    Transplant Infectious Disease 03/2001; 3(1):8-15. DOI:10.1034/j.1399-3062.2001.003001008.x · 1.98 Impact Factor
  • [Show abstract] [Hide abstract]
    ABSTRACT: Background. The relevance of cytomegalovirus (CMV) in simultaneous pancreas kidney (SPK) transplant recipients in the modern era of immunosuppression and antiviral therapeutics is largely unquantified. We sought to determine the risk factors of CMV disease and its impact on SPK transplant outcomes in recipients all receiving a consistent regime of maintenance immunosuppression and CMV prophylaxis. Methods. This is a retrospective, single center study of 100 consecutive SPK transplant recipients. All received maintenance immunosuppression with mycophenolate mofetil, tacrolimus, and prednisone. CMV prophylaxis consisted of a short course of parenteral gancyclovir followed by oral gancyclovir. Recipients at high-risk (D+/R-) for CMV also received CMV hyperimmune globulin. Multivariate analysis of risk factors for CMV disease and risk factors for adverse outcomes in SPK transplantation were determined. The effect of duration of prophylaxis on timing and severity of CMV disease in high-risk (D+/R-) SPK transplant recipients was also evaluated. Results. The actual 1-year rate of CMV disease was 17.0% (12.0% noninvasive, 5.0% tissue invasive); and according to donor and recipient CMV serological status was: D-/R+: 0%; D-/R-: 2.8%; D+/R+: 25.6%; and D+/R-: 40.6%. Multivariate analysis showed transplantation of organs from a donor with positive CMV serology to be predictive of CMV disease with a relative risk of 63.37 (P =0.0052). In the high-risk (D+/R-) subgroup, the duration of prophylactic therapy delayed onset of CMV disease, but had minimal effect on severity. Invasive CMV disease was an independent predictor of mortality but did not decrease kidney or pancreas allograft survival. Conclusions. Outcomes of SPK transplantation have improved in the current era of modern immunosuppression, yet CMV remains an important pathogen. The serological status of the organ donor and the duration of CMV prophylaxis are predictive of who and when CMV disease may occur. Nevertheless, new strategies that reduce risk and severity of CMV disease are still needed.
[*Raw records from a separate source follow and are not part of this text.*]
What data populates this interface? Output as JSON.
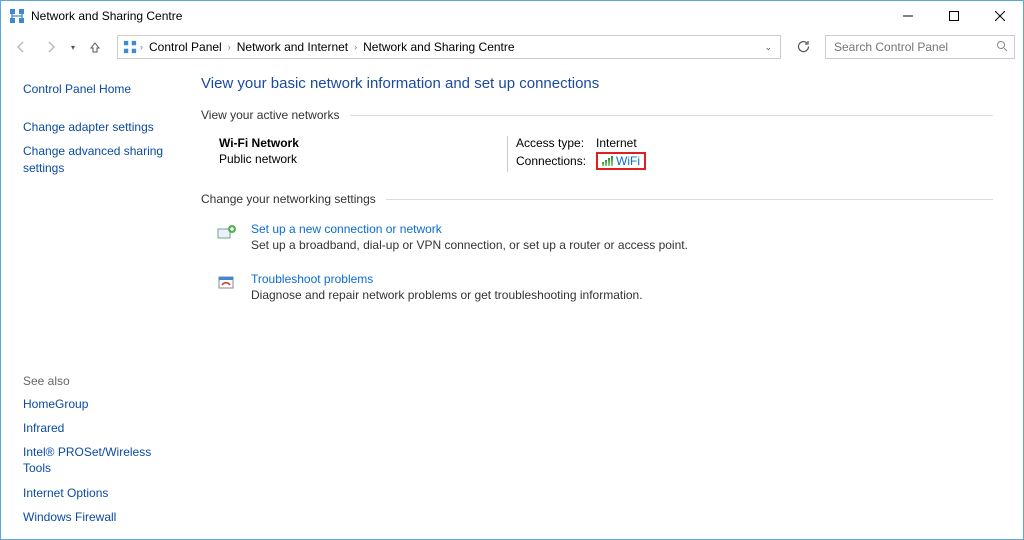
{
  "window": {
    "title": "Network and Sharing Centre"
  },
  "breadcrumbs": {
    "items": [
      "Control Panel",
      "Network and Internet",
      "Network and Sharing Centre"
    ]
  },
  "search": {
    "placeholder": "Search Control Panel"
  },
  "sidebar": {
    "home": "Control Panel Home",
    "links": [
      "Change adapter settings",
      "Change advanced sharing settings"
    ],
    "see_also_label": "See also",
    "see_also": [
      "HomeGroup",
      "Infrared",
      "Intel® PROSet/Wireless Tools",
      "Internet Options",
      "Windows Firewall"
    ]
  },
  "content": {
    "heading": "View your basic network information and set up connections",
    "active_section": "View your active networks",
    "change_section": "Change your networking settings",
    "network": {
      "name": "Wi-Fi Network",
      "type": "Public network",
      "access_label": "Access type:",
      "access_value": "Internet",
      "conn_label": "Connections:",
      "conn_value": "WiFi"
    },
    "tasks": [
      {
        "title": "Set up a new connection or network",
        "desc": "Set up a broadband, dial-up or VPN connection, or set up a router or access point."
      },
      {
        "title": "Troubleshoot problems",
        "desc": "Diagnose and repair network problems or get troubleshooting information."
      }
    ]
  }
}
    Transplantation 12/2001; 72(12):1940-1945. DOI:10.1097/00007890-200112270-00013 · 3.78 Impact Factor